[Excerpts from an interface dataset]
========================================

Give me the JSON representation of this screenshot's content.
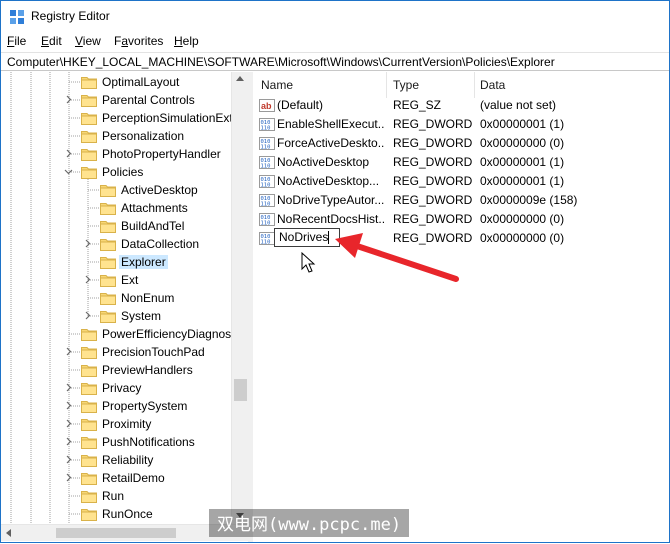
{
  "window": {
    "title": "Registry Editor",
    "accent": "#1e73c8"
  },
  "menu": [
    {
      "label": "File",
      "key": "F"
    },
    {
      "label": "Edit",
      "key": "E"
    },
    {
      "label": "View",
      "key": "V"
    },
    {
      "label": "Favorites",
      "key": "a"
    },
    {
      "label": "Help",
      "key": "H"
    }
  ],
  "address": "Computer\\HKEY_LOCAL_MACHINE\\SOFTWARE\\Microsoft\\Windows\\CurrentVersion\\Policies\\Explorer",
  "tree": [
    {
      "label": "OptimalLayout",
      "level": 0,
      "expandable": false,
      "expanded": false,
      "selected": false
    },
    {
      "label": "Parental Controls",
      "level": 0,
      "expandable": true,
      "expanded": false,
      "selected": false
    },
    {
      "label": "PerceptionSimulationExt",
      "level": 0,
      "expandable": false,
      "expanded": false,
      "selected": false
    },
    {
      "label": "Personalization",
      "level": 0,
      "expandable": false,
      "expanded": false,
      "selected": false
    },
    {
      "label": "PhotoPropertyHandler",
      "level": 0,
      "expandable": true,
      "expanded": false,
      "selected": false
    },
    {
      "label": "Policies",
      "level": 0,
      "expandable": true,
      "expanded": true,
      "selected": false
    },
    {
      "label": "ActiveDesktop",
      "level": 1,
      "expandable": false,
      "expanded": false,
      "selected": false
    },
    {
      "label": "Attachments",
      "level": 1,
      "expandable": false,
      "expanded": false,
      "selected": false
    },
    {
      "label": "BuildAndTel",
      "level": 1,
      "expandable": false,
      "expanded": false,
      "selected": false
    },
    {
      "label": "DataCollection",
      "level": 1,
      "expandable": true,
      "expanded": false,
      "selected": false
    },
    {
      "label": "Explorer",
      "level": 1,
      "expandable": false,
      "expanded": false,
      "selected": true
    },
    {
      "label": "Ext",
      "level": 1,
      "expandable": true,
      "expanded": false,
      "selected": false
    },
    {
      "label": "NonEnum",
      "level": 1,
      "expandable": false,
      "expanded": false,
      "selected": false
    },
    {
      "label": "System",
      "level": 1,
      "expandable": true,
      "expanded": false,
      "selected": false
    },
    {
      "label": "PowerEfficiencyDiagnost",
      "level": 0,
      "expandable": false,
      "expanded": false,
      "selected": false
    },
    {
      "label": "PrecisionTouchPad",
      "level": 0,
      "expandable": true,
      "expanded": false,
      "selected": false
    },
    {
      "label": "PreviewHandlers",
      "level": 0,
      "expandable": false,
      "expanded": false,
      "selected": false
    },
    {
      "label": "Privacy",
      "level": 0,
      "expandable": true,
      "expanded": false,
      "selected": false
    },
    {
      "label": "PropertySystem",
      "level": 0,
      "expandable": true,
      "expanded": false,
      "selected": false
    },
    {
      "label": "Proximity",
      "level": 0,
      "expandable": true,
      "expanded": false,
      "selected": false
    },
    {
      "label": "PushNotifications",
      "level": 0,
      "expandable": true,
      "expanded": false,
      "selected": false
    },
    {
      "label": "Reliability",
      "level": 0,
      "expandable": true,
      "expanded": false,
      "selected": false
    },
    {
      "label": "RetailDemo",
      "level": 0,
      "expandable": true,
      "expanded": false,
      "selected": false
    },
    {
      "label": "Run",
      "level": 0,
      "expandable": false,
      "expanded": false,
      "selected": false
    },
    {
      "label": "RunOnce",
      "level": 0,
      "expandable": false,
      "expanded": false,
      "selected": false
    }
  ],
  "columns": {
    "name": "Name",
    "type": "Type",
    "data": "Data"
  },
  "values": [
    {
      "name": "(Default)",
      "type": "REG_SZ",
      "data": "(value not set)",
      "icon": "string-value-icon"
    },
    {
      "name": "EnableShellExecut...",
      "type": "REG_DWORD",
      "data": "0x00000001 (1)",
      "icon": "binary-value-icon"
    },
    {
      "name": "ForceActiveDeskto...",
      "type": "REG_DWORD",
      "data": "0x00000000 (0)",
      "icon": "binary-value-icon"
    },
    {
      "name": "NoActiveDesktop",
      "type": "REG_DWORD",
      "data": "0x00000001 (1)",
      "icon": "binary-value-icon"
    },
    {
      "name": "NoActiveDesktop...",
      "type": "REG_DWORD",
      "data": "0x00000001 (1)",
      "icon": "binary-value-icon"
    },
    {
      "name": "NoDriveTypeAutor...",
      "type": "REG_DWORD",
      "data": "0x0000009e (158)",
      "icon": "binary-value-icon"
    },
    {
      "name": "NoRecentDocsHist...",
      "type": "REG_DWORD",
      "data": "0x00000000 (0)",
      "icon": "binary-value-icon"
    },
    {
      "name": "NoDrives",
      "type": "REG_DWORD",
      "data": "0x00000000 (0)",
      "icon": "binary-value-icon",
      "editing": true
    }
  ],
  "annotation": {
    "color": "#e8262b"
  },
  "watermark": "双电网(www.pcpc.me)"
}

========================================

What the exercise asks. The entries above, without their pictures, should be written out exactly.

Finished exercise.
Give me the JSON representation of this screenshot's content.
{
  "window": {
    "title": "Registry Editor",
    "accent": "#1e73c8"
  },
  "menu": [
    {
      "label": "File",
      "key": "F"
    },
    {
      "label": "Edit",
      "key": "E"
    },
    {
      "label": "View",
      "key": "V"
    },
    {
      "label": "Favorites",
      "key": "a"
    },
    {
      "label": "Help",
      "key": "H"
    }
  ],
  "address": "Computer\\HKEY_LOCAL_MACHINE\\SOFTWARE\\Microsoft\\Windows\\CurrentVersion\\Policies\\Explorer",
  "tree": [
    {
      "label": "OptimalLayout",
      "level": 0,
      "expandable": false,
      "expanded": false,
      "selected": false
    },
    {
      "label": "Parental Controls",
      "level": 0,
      "expandable": true,
      "expanded": false,
      "selected": false
    },
    {
      "label": "PerceptionSimulationExt",
      "level": 0,
      "expandable": false,
      "expanded": false,
      "selected": false
    },
    {
      "label": "Personalization",
      "level": 0,
      "expandable": false,
      "expanded": false,
      "selected": false
    },
    {
      "label": "PhotoPropertyHandler",
      "level": 0,
      "expandable": true,
      "expanded": false,
      "selected": false
    },
    {
      "label": "Policies",
      "level": 0,
      "expandable": true,
      "expanded": true,
      "selected": false
    },
    {
      "label": "ActiveDesktop",
      "level": 1,
      "expandable": false,
      "expanded": false,
      "selected": false
    },
    {
      "label": "Attachments",
      "level": 1,
      "expandable": false,
      "expanded": false,
      "selected": false
    },
    {
      "label": "BuildAndTel",
      "level": 1,
      "expandable": false,
      "expanded": false,
      "selected": false
    },
    {
      "label": "DataCollection",
      "level": 1,
      "expandable": true,
      "expanded": false,
      "selected": false
    },
    {
      "label": "Explorer",
      "level": 1,
      "expandable": false,
      "expanded": false,
      "selected": true
    },
    {
      "label": "Ext",
      "level": 1,
      "expandable": true,
      "expanded": false,
      "selected": false
    },
    {
      "label": "NonEnum",
      "level": 1,
      "expandable": false,
      "expanded": false,
      "selected": false
    },
    {
      "label": "System",
      "level": 1,
      "expandable": true,
      "expanded": false,
      "selected": false
    },
    {
      "label": "PowerEfficiencyDiagnost",
      "level": 0,
      "expandable": false,
      "expanded": false,
      "selected": false
    },
    {
      "label": "PrecisionTouchPad",
      "level": 0,
      "expandable": true,
      "expanded": false,
      "selected": false
    },
    {
      "label": "PreviewHandlers",
      "level": 0,
      "expandable": false,
      "expanded": false,
      "selected": false
    },
    {
      "label": "Privacy",
      "level": 0,
      "expandable": true,
      "expanded": false,
      "selected": false
    },
    {
      "label": "PropertySystem",
      "level": 0,
      "expandable": true,
      "expanded": false,
      "selected": false
    },
    {
      "label": "Proximity",
      "level": 0,
      "expandable": true,
      "expanded": false,
      "selected": false
    },
    {
      "label": "PushNotifications",
      "level": 0,
      "expandable": true,
      "expanded": false,
      "selected": false
    },
    {
      "label": "Reliability",
      "level": 0,
      "expandable": true,
      "expanded": false,
      "selected": false
    },
    {
      "label": "RetailDemo",
      "level": 0,
      "expandable": true,
      "expanded": false,
      "selected": false
    },
    {
      "label": "Run",
      "level": 0,
      "expandable": false,
      "expanded": false,
      "selected": false
    },
    {
      "label": "RunOnce",
      "level": 0,
      "expandable": false,
      "expanded": false,
      "selected": false
    }
  ],
  "columns": {
    "name": "Name",
    "type": "Type",
    "data": "Data"
  },
  "values": [
    {
      "name": "(Default)",
      "type": "REG_SZ",
      "data": "(value not set)",
      "icon": "string-value-icon"
    },
    {
      "name": "EnableShellExecut...",
      "type": "REG_DWORD",
      "data": "0x00000001 (1)",
      "icon": "binary-value-icon"
    },
    {
      "name": "ForceActiveDeskto...",
      "type": "REG_DWORD",
      "data": "0x00000000 (0)",
      "icon": "binary-value-icon"
    },
    {
      "name": "NoActiveDesktop",
      "type": "REG_DWORD",
      "data": "0x00000001 (1)",
      "icon": "binary-value-icon"
    },
    {
      "name": "NoActiveDesktop...",
      "type": "REG_DWORD",
      "data": "0x00000001 (1)",
      "icon": "binary-value-icon"
    },
    {
      "name": "NoDriveTypeAutor...",
      "type": "REG_DWORD",
      "data": "0x0000009e (158)",
      "icon": "binary-value-icon"
    },
    {
      "name": "NoRecentDocsHist...",
      "type": "REG_DWORD",
      "data": "0x00000000 (0)",
      "icon": "binary-value-icon"
    },
    {
      "name": "NoDrives",
      "type": "REG_DWORD",
      "data": "0x00000000 (0)",
      "icon": "binary-value-icon",
      "editing": true
    }
  ],
  "annotation": {
    "color": "#e8262b"
  },
  "watermark": "双电网(www.pcpc.me)"
}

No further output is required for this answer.